COOK LIKE A PRO: "Bistro Laurent Tourondel: New American Bistro Cooking." This colorful cookbook from one of the country's hottest chefs should please the pro on your list. Executive chef and partner in New York's BLT Steak, BLT Prime, BLT Fish, BLT Burger and BLT Market, Laurent Tourondel calls his cuisine a combination of French bistro and American steakhouse. But it is his creativity that makes it unique: pommes frites tossed in garlic and rosemary-infused brown butter, parmesan cheese and fresh rosemary; Cobb salad with sauteed lobster; filet with sauteed foie gras. John Wiley & Sons. $34.95.

MAKE BREAD: "Peter Reinhart's Whole Grain Breads: New Techniques, Extraordinary Flavor." Reinhart's first book, "The Bread Baker's Apprentice," won both James Beard and International Association of Culinary Professionals awards. I took several of the newest breadmaking books to a very talented baking instructor who, after studying them, declared this one, hands-down, had the best information, techniques and recipes. It is, however, a cookbook for the professional baker or the very, very serious home one who wants to know how to make artisan-quality whole-grain breads and convert sweet bakery products such as cinnamon buns to healthier whole-grain versions. Ten Speed Press. $35.
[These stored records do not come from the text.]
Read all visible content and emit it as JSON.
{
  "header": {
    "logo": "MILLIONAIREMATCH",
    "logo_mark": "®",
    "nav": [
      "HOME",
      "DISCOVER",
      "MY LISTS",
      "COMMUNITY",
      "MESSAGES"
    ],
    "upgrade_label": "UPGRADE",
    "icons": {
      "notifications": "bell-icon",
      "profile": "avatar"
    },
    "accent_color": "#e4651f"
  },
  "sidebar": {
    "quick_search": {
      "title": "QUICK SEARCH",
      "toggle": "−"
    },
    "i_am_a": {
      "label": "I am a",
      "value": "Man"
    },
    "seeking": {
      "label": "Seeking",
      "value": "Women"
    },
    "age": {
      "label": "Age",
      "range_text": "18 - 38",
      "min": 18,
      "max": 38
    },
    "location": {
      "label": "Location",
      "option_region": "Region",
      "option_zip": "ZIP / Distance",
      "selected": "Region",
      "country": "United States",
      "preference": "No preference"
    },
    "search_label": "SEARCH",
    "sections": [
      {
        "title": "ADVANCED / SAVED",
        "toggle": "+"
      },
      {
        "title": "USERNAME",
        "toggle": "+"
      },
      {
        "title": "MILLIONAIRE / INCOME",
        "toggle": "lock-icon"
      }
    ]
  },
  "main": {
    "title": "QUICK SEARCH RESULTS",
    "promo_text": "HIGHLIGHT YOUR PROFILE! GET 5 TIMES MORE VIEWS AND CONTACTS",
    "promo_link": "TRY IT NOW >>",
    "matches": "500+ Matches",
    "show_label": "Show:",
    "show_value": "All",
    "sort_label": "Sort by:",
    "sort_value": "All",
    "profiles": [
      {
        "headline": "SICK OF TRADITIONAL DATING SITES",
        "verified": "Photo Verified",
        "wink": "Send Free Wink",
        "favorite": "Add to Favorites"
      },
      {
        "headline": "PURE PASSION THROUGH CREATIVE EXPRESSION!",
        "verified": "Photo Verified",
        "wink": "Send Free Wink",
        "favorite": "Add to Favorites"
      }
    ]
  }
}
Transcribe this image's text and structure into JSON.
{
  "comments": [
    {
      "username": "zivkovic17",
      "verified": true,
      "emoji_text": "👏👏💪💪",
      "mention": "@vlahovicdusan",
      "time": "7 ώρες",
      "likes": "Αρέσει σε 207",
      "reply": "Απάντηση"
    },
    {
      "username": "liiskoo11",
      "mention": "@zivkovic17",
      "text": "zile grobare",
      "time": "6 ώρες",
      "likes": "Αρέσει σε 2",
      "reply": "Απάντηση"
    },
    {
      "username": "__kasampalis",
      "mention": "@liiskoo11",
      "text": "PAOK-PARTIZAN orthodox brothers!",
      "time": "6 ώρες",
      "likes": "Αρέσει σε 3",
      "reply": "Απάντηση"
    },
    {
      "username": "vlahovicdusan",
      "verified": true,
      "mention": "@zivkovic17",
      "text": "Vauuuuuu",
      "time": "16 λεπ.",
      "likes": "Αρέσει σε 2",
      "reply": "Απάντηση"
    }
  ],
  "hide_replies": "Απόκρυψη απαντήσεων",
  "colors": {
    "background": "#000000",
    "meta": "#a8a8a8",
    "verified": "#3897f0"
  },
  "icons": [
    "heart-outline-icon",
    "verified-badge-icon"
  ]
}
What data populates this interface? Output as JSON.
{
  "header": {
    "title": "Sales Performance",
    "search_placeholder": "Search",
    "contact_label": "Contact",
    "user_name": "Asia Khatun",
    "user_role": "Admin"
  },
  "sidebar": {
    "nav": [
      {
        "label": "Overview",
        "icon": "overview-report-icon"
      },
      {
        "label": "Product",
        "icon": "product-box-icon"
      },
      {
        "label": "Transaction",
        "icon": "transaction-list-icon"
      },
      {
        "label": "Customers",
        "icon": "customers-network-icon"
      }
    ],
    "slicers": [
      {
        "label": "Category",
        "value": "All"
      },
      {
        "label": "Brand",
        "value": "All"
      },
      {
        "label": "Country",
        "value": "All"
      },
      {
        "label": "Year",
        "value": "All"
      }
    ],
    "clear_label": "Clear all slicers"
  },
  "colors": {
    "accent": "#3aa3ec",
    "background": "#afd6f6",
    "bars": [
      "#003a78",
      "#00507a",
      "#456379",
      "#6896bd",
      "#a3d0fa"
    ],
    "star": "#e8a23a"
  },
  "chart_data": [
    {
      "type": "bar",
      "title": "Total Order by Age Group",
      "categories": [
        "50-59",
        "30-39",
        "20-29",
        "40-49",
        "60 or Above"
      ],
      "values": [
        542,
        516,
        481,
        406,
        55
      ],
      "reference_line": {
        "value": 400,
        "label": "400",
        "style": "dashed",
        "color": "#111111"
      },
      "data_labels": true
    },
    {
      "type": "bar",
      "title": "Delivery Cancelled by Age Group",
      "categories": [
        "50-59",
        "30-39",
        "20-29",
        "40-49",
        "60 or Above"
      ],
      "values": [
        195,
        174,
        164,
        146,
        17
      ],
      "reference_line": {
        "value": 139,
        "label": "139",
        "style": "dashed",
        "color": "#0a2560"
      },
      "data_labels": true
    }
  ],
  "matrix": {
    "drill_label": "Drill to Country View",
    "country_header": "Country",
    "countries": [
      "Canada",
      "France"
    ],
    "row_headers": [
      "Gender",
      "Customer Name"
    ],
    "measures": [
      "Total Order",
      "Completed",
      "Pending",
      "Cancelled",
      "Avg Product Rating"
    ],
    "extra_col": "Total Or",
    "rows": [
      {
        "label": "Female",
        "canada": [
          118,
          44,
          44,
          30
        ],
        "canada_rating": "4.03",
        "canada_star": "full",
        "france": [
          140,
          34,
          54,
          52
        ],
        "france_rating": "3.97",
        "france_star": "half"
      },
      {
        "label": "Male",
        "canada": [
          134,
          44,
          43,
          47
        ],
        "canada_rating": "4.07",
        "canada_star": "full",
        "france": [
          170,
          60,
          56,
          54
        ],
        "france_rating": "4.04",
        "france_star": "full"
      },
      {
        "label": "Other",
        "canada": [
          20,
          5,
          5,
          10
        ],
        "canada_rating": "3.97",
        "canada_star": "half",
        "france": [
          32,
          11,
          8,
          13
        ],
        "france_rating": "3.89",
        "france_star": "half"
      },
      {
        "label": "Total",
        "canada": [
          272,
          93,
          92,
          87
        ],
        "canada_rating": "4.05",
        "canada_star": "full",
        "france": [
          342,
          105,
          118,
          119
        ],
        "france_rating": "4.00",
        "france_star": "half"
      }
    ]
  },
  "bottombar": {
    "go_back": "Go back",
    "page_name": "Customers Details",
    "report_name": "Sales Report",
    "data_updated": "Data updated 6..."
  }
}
MAKE DESSERT: "Pure Dessert: True Flavors, Inspiring Ingredients, and Simple Recipes." Author Alice Medrich, founder of Cocolat, a chocolate dessert company, and author of several famous all-chocolate dessert cookbooks, does a 180 in this book. She turns her attention to other flavors: milk; grains, nuts and seeds; fruit; honey and sugar; herbs, spices, flowers and leaves; and wine, beer and spirits. And she makes the recipes simple enough to showcase them. Cardamom-Roasted Figs, Jasmine Panna Cotta, and Strawberries With Single-Malt Sabayon. Refreshing changes. Artisan. $35.

JUST READ ABOUT IT: "The Tenth Muse: My Life in Food." This autobiography of senior editor and VP at Alfred A. Knopf Judith Jones, who fostered such luminaries as Julia Child, Marcella Hazan, Madhur Jaffrey and Edna Lewis, is the read of the season for the culinary cognoscente. All stargazers like to look behind the scenes — television certainly has proved that. I only wish that she had left off the recipes and added more about her fascinating life with these culinary icons. Knopf. $24.95.